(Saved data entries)

===

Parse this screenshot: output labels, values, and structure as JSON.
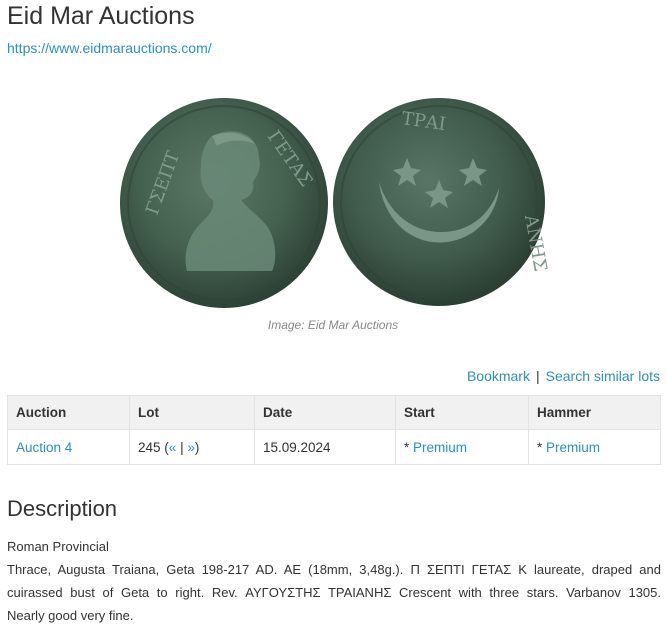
{
  "header": {
    "title": "Eid Mar Auctions",
    "url": "https://www.eidmarauctions.com/"
  },
  "image": {
    "caption": "Image: Eid Mar Auctions",
    "obverse_legend_left": "ΓΣΕΠΤ",
    "obverse_legend_right": "ΓΕΤΑΣ",
    "reverse_legend_top": "ΤΡΑΙ",
    "reverse_legend_right": "ΑΝΗΣ",
    "coin_color": "#3f5748"
  },
  "actions": {
    "bookmark": "Bookmark",
    "separator": "|",
    "search_similar": "Search similar lots"
  },
  "table": {
    "headers": [
      "Auction",
      "Lot",
      "Date",
      "Start",
      "Hammer"
    ],
    "row": {
      "auction": "Auction 4",
      "lot_number": "245",
      "lot_open": "(",
      "prev": "«",
      "mid_sep": "|",
      "next": "»",
      "lot_close": ")",
      "date": "15.09.2024",
      "start_prefix": "*",
      "start_link": "Premium",
      "hammer_prefix": "*",
      "hammer_link": "Premium"
    }
  },
  "description": {
    "title": "Description",
    "category": "Roman Provincial",
    "line1": "Thrace, Augusta Traiana, Geta 198-217 AD. AE (18mm, 3,48g.). Π ΣΕΠΤΙ ΓΕΤΑΣ Κ laureate, draped and",
    "line2": "cuirassed bust of Geta to right. Rev. ΑΥΓΟΥΣΤΗΣ ΤΡΑΙΑΝΗΣ Crescent with three stars. Varbanov 1305.",
    "line3": "Nearly good very fine."
  }
}
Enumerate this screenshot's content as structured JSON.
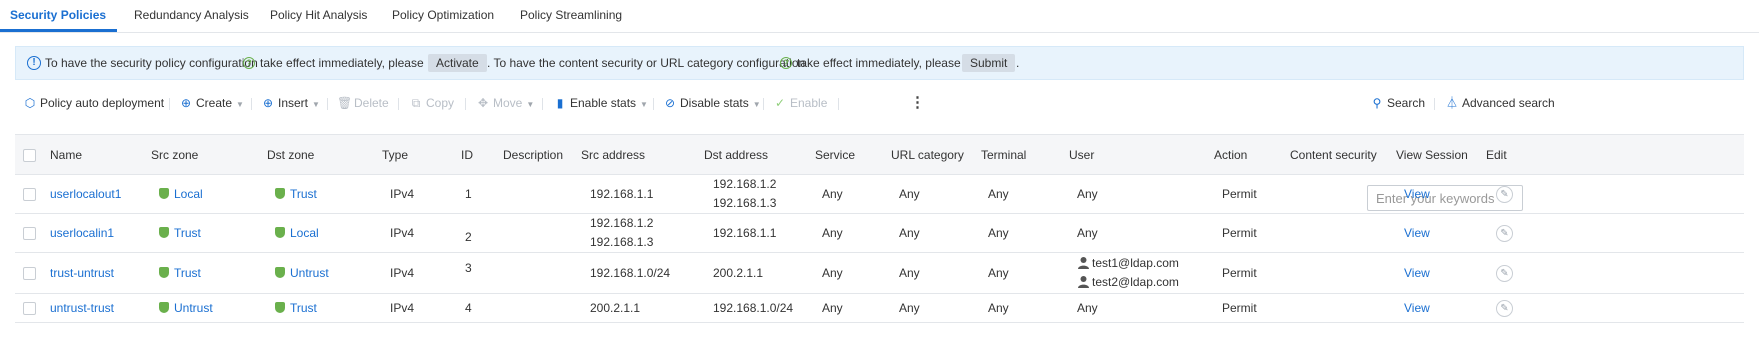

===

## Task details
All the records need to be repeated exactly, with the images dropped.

## Result of the task
Parse this screenshot: output labels, values, and structure as JSON.
{
  "header": {
    "title": "Eid Mar Auctions",
    "url": "https://www.eidmarauctions.com/"
  },
  "image": {
    "caption": "Image: Eid Mar Auctions",
    "obverse_legend_left": "ΓΣΕΠΤ",
    "obverse_legend_right": "ΓΕΤΑΣ",
    "reverse_legend_top": "ΤΡΑΙ",
    "reverse_legend_right": "ΑΝΗΣ",
    "coin_color": "#3f5748"
  },
  "actions": {
    "bookmark": "Bookmark",
    "separator": "|",
    "search_similar": "Search similar lots"
  },
  "table": {
    "headers": [
      "Auction",
      "Lot",
      "Date",
      "Start",
      "Hammer"
    ],
    "row": {
      "auction": "Auction 4",
      "lot_number": "245",
      "lot_open": "(",
      "prev": "«",
      "mid_sep": "|",
      "next": "»",
      "lot_close": ")",
      "date": "15.09.2024",
      "start_prefix": "*",
      "start_link": "Premium",
      "hammer_prefix": "*",
      "hammer_link": "Premium"
    }
  },
  "description": {
    "title": "Description",
    "category": "Roman Provincial",
    "line1": "Thrace, Augusta Traiana, Geta 198-217 AD. AE (18mm, 3,48g.). Π ΣΕΠΤΙ ΓΕΤΑΣ Κ laureate, draped and",
    "line2": "cuirassed bust of Geta to right. Rev. ΑΥΓΟΥΣΤΗΣ ΤΡΑΙΑΝΗΣ Crescent with three stars. Varbanov 1305.",
    "line3": "Nearly good very fine."
  }
}
Enumerate this screenshot's content as structured JSON.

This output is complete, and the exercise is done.